• _Work to complete_
Produce a perfect copy of the listing, matching each line.

• _Available data_
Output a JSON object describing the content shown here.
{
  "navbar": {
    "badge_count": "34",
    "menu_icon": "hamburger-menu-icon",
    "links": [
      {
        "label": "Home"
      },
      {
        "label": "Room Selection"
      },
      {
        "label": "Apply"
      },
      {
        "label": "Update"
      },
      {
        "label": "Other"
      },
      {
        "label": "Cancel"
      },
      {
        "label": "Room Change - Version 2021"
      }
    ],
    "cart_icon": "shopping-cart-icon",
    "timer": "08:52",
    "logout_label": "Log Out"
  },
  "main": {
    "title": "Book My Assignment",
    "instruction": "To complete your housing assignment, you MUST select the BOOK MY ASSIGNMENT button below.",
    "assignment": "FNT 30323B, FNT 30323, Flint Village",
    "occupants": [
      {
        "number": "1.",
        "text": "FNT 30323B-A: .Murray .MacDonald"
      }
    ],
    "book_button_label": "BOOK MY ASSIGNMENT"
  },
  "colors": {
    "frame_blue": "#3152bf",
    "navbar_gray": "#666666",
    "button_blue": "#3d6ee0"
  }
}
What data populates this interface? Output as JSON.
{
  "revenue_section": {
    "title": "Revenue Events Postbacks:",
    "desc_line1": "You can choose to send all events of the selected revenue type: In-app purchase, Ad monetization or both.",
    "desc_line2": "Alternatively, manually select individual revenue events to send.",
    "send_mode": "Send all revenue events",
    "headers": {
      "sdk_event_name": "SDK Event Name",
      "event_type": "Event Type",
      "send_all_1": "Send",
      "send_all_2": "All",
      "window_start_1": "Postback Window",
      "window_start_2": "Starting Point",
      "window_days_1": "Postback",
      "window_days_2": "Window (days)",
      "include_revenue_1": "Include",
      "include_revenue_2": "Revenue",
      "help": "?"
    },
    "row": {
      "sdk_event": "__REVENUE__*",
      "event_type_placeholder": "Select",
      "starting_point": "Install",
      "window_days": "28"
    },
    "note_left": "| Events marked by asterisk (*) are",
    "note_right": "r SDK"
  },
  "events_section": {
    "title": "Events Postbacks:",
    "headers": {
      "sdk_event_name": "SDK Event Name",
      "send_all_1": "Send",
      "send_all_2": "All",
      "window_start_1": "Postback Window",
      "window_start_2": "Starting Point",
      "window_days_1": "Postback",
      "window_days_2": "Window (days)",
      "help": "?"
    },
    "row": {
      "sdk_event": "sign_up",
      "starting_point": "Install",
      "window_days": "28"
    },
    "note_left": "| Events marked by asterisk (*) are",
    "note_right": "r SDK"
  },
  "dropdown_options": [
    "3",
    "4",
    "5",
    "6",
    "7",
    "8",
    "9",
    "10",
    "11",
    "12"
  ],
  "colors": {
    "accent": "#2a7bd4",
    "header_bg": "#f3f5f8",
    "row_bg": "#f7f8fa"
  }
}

• _Task result_
Output a JSON object describing the content shown here.
{
  "navbar": {
    "badge_count": "34",
    "menu_icon": "hamburger-menu-icon",
    "links": [
      {
        "label": "Home"
      },
      {
        "label": "Room Selection"
      },
      {
        "label": "Apply"
      },
      {
        "label": "Update"
      },
      {
        "label": "Other"
      },
      {
        "label": "Cancel"
      },
      {
        "label": "Room Change - Version 2021"
      }
    ],
    "cart_icon": "shopping-cart-icon",
    "timer": "08:52",
    "logout_label": "Log Out"
  },
  "main": {
    "title": "Book My Assignment",
    "instruction": "To complete your housing assignment, you MUST select the BOOK MY ASSIGNMENT button below.",
    "assignment": "FNT 30323B, FNT 30323, Flint Village",
    "occupants": [
      {
        "number": "1.",
        "text": "FNT 30323B-A: .Murray .MacDonald"
      }
    ],
    "book_button_label": "BOOK MY ASSIGNMENT"
  },
  "colors": {
    "frame_blue": "#3152bf",
    "navbar_gray": "#666666",
    "button_blue": "#3d6ee0"
  }
}
What data populates this interface? Output as JSON.
{
  "revenue_section": {
    "title": "Revenue Events Postbacks:",
    "desc_line1": "You can choose to send all events of the selected revenue type: In-app purchase, Ad monetization or both.",
    "desc_line2": "Alternatively, manually select individual revenue events to send.",
    "send_mode": "Send all revenue events",
    "headers": {
      "sdk_event_name": "SDK Event Name",
      "event_type": "Event Type",
      "send_all_1": "Send",
      "send_all_2": "All",
      "window_start_1": "Postback Window",
      "window_start_2": "Starting Point",
      "window_days_1": "Postback",
      "window_days_2": "Window (days)",
      "include_revenue_1": "Include",
      "include_revenue_2": "Revenue",
      "help": "?"
    },
    "row": {
      "sdk_event": "__REVENUE__*",
      "event_type_placeholder": "Select",
      "starting_point": "Install",
      "window_days": "28"
    },
    "note_left": "| Events marked by asterisk (*) are",
    "note_right": "r SDK"
  },
  "events_section": {
    "title": "Events Postbacks:",
    "headers": {
      "sdk_event_name": "SDK Event Name",
      "send_all_1": "Send",
      "send_all_2": "All",
      "window_start_1": "Postback Window",
      "window_start_2": "Starting Point",
      "window_days_1": "Postback",
      "window_days_2": "Window (days)",
      "help": "?"
    },
    "row": {
      "sdk_event": "sign_up",
      "starting_point": "Install",
      "window_days": "28"
    },
    "note_left": "| Events marked by asterisk (*) are",
    "note_right": "r SDK"
  },
  "dropdown_options": [
    "3",
    "4",
    "5",
    "6",
    "7",
    "8",
    "9",
    "10",
    "11",
    "12"
  ],
  "colors": {
    "accent": "#2a7bd4",
    "header_bg": "#f3f5f8",
    "row_bg": "#f7f8fa"
  }
}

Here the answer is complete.